Vancouver: Canada`s Conservative government came under fire on Thursday after reports the family of a Syrian toddler whose body washed up on a Turkish beach had wanted to emigrate to Canada, rattling Prime Minister Stephen Harper`s re-election bid.
A photograph of the tiny body of 3-year-old Aylan Kurdi face down in the sand at the Aegean resort of Bodrum swept social media on Wednesday and appeared prominently on front pages on Thursday, spawning sympathy and outrage at the perceived inaction of developed nations in helping refugees.
The boy`s aunt, Vancouver resident Tima Kurdi, said she had hoped to bring her brother - the father of Aylan - and his family to Canada, but had first tried to sponsor another brother, currently in Germany, an application that was rejected.
Canada`s Department of Citizenship and Immigration said the application of the first brother had been returned because it was "incomplete" and that there was no record of an application from Aylan`s family.
Fighting tears, New Democratic leader Thomas Mulcair, whose party has been leading in polls ahead of the Oct. 19 election, said one of his members of parliament had been trying to help the boy`s family.
"It`s just unbearable that we`re doing nothing. Canada has an obligation to act," Mulcair said, choking up while speaking during a campaign stop in Toronto.
Liberal leader Justin Trudeau said Canada must immediately accept 25,000 Syrian refugees.
Conservative Immigration Minister Chris Alexander abandoned his own campaign and returned to Ottawa to focus on the refugee crisis. He said he was meeting with officials to get an update on the family`s case and broader migrant crisis.
Harper said he and his wife, Laureen, had seen the photos of the drowned boy and thought of their own son at that age.

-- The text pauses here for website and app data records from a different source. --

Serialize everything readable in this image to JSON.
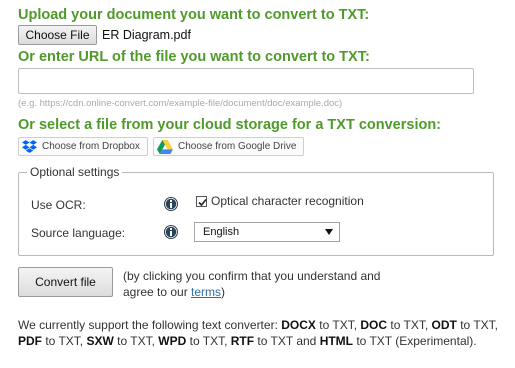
{
  "upload": {
    "heading": "Upload your document you want to convert to TXT:",
    "choose_file_label": "Choose File",
    "file_name": "ER Diagram.pdf"
  },
  "url": {
    "heading": "Or enter URL of the file you want to convert to TXT:",
    "value": "",
    "example": "(e.g. https://cdn.online-convert.com/example-file/document/doc/example.doc)"
  },
  "cloud": {
    "heading": "Or select a file from your cloud storage for a TXT conversion:",
    "dropbox_label": "Choose from Dropbox",
    "gdrive_label": "Choose from Google Drive"
  },
  "optional_settings": {
    "legend": "Optional settings",
    "ocr_label": "Use OCR:",
    "ocr_checkbox_label": "Optical character recognition",
    "ocr_checked": true,
    "source_language_label": "Source language:",
    "source_language_value": "English"
  },
  "convert": {
    "button_label": "Convert file",
    "note_before": "(by clicking you confirm that you understand and agree to our ",
    "terms_link": "terms",
    "note_after": ")"
  },
  "support": {
    "intro": "We currently support the following text converter: ",
    "items": [
      {
        "format": "DOCX",
        "rest": " to TXT, "
      },
      {
        "format": "DOC",
        "rest": " to TXT, "
      },
      {
        "format": "ODT",
        "rest": " to TXT, "
      },
      {
        "format": "PDF",
        "rest": " to TXT, "
      },
      {
        "format": "SXW",
        "rest": " to TXT, "
      },
      {
        "format": "WPD",
        "rest": " to TXT, "
      },
      {
        "format": "RTF",
        "rest": " to TXT and "
      },
      {
        "format": "HTML",
        "rest": " to TXT (Experimental)."
      }
    ]
  },
  "colors": {
    "heading_green": "#4f9a2a",
    "info_icon": "#2a4457",
    "link_blue": "#2e6da4",
    "dropbox_blue": "#0061fe"
  },
  "icons": {
    "dropbox": "dropbox-icon",
    "gdrive": "google-drive-icon",
    "info": "info-icon",
    "select_arrow": "caret-down-icon"
  }
}
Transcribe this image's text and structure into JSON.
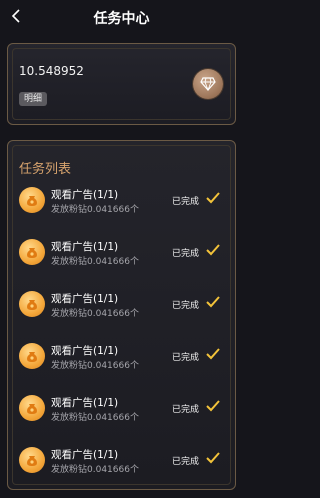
{
  "header": {
    "title": "任务中心",
    "back_icon": "chevron-left-icon"
  },
  "balance": {
    "value": "10.548952",
    "detail_label": "明细",
    "diamond_icon": "diamond-icon"
  },
  "tasks": {
    "title": "任务列表",
    "items": [
      {
        "name": "观看广告(1/1)",
        "desc": "发放粉钻0.041666个",
        "status": "已完成"
      },
      {
        "name": "观看广告(1/1)",
        "desc": "发放粉钻0.041666个",
        "status": "已完成"
      },
      {
        "name": "观看广告(1/1)",
        "desc": "发放粉钻0.041666个",
        "status": "已完成"
      },
      {
        "name": "观看广告(1/1)",
        "desc": "发放粉钻0.041666个",
        "status": "已完成"
      },
      {
        "name": "观看广告(1/1)",
        "desc": "发放粉钻0.041666个",
        "status": "已完成"
      },
      {
        "name": "观看广告(1/1)",
        "desc": "发放粉钻0.041666个",
        "status": "已完成"
      }
    ]
  },
  "colors": {
    "accent_gold": "#d8a46e",
    "check_yellow": "#f3c33a",
    "background": "#15151b"
  }
}
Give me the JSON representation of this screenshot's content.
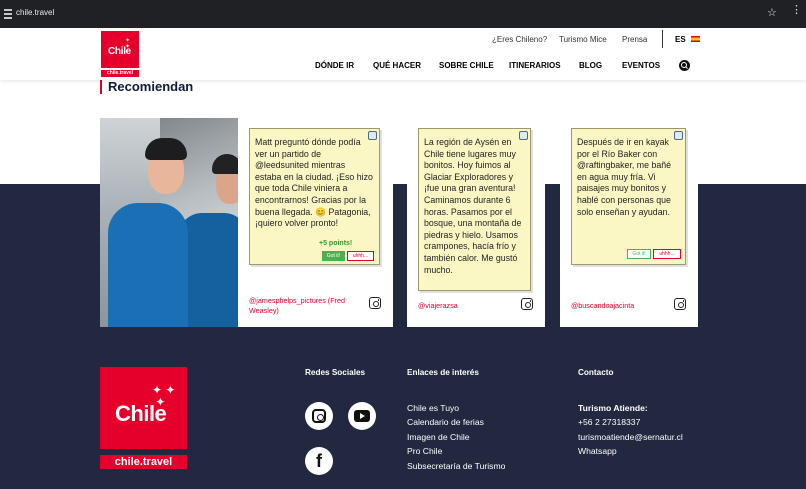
{
  "browser": {
    "url": "chile.travel",
    "star_icon": "☆",
    "menu_icon": "⋮"
  },
  "header": {
    "logo_word": "Chile",
    "logo_tag": "chile.travel",
    "utility": [
      "¿Eres Chileno?",
      "Turismo Mice",
      "Prensa"
    ],
    "language": "ES",
    "nav": [
      "DÓNDE IR",
      "QUÉ HACER",
      "SOBRE CHILE",
      "ITINERARIOS",
      "BLOG",
      "EVENTOS"
    ]
  },
  "recommend": {
    "title": "Recomiendan",
    "cards": [
      {
        "text": "Matt preguntó dónde podía ver un partido de @leedsunited mientras estaba en la ciudad. ¡Eso hizo que toda Chile viniera a encontrarnos! Gracias por la buena llegada. 😊 Patagonia, ¡quiero volver pronto!",
        "points": "+5 points!",
        "got": "Got it!",
        "uhh": "uhhh...",
        "handle": "@jamesphelps_pictures (Fred Weasley)"
      },
      {
        "text": "La región de Aysén en Chile tiene lugares muy bonitos. Hoy fuimos al Glaciar Exploradores y ¡fue una gran aventura! Caminamos durante 6 horas. Pasamos por el bosque, una montaña de piedras y hielo. Usamos crampones, hacía frío y también calor. Me gustó mucho.",
        "handle": "@viajerazsa"
      },
      {
        "text": "Después de ir en kayak por el Río Baker con @raftingbaker, me bañé en agua muy fría. Vi paisajes muy bonitos y hablé con personas que solo enseñan y ayudan.",
        "got": "Got it!",
        "uhh": "uhhh...",
        "handle": "@buscandoajacinta"
      }
    ]
  },
  "footer": {
    "logo_word": "Chile",
    "logo_tag": "chile.travel",
    "social_title": "Redes Sociales",
    "links_title": "Enlaces de interés",
    "links": [
      "Chile es Tuyo",
      "Calendario de ferias",
      "Imagen de Chile",
      "Pro Chile",
      "Subsecretaría de Turismo"
    ],
    "contact_title": "Contacto",
    "contact": {
      "heading": "Turismo Atiende:",
      "phone": "+56 2 27318337",
      "email": "turismoatiende@sernatur.cl",
      "whatsapp": "Whatsapp"
    }
  },
  "colors": {
    "brand_red": "#e4002b",
    "navy": "#212840",
    "note_yellow": "#fbf7c4"
  }
}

"If we look at the millions of people who are in danger, the tens of thousands who are dying, we could drive ourselves crazy with grief. Obviously we do what we can do to help," Harper told reporters.
"Refugee policy alone is not remotely a solution," he said, pointing to Canada`s participation in the military campaign against militant group Islamic State.
Harper`s overhaul of the country`s immigration system has been criticized by refugee advocates.
Canada has set it would accept 23,000 Iraqi refugees and 11,300 Syrians, but has been criticized for only resettling 2,300 Syrians to date. Alexander said the government will accept 10,000 more persecuted minorities from the region.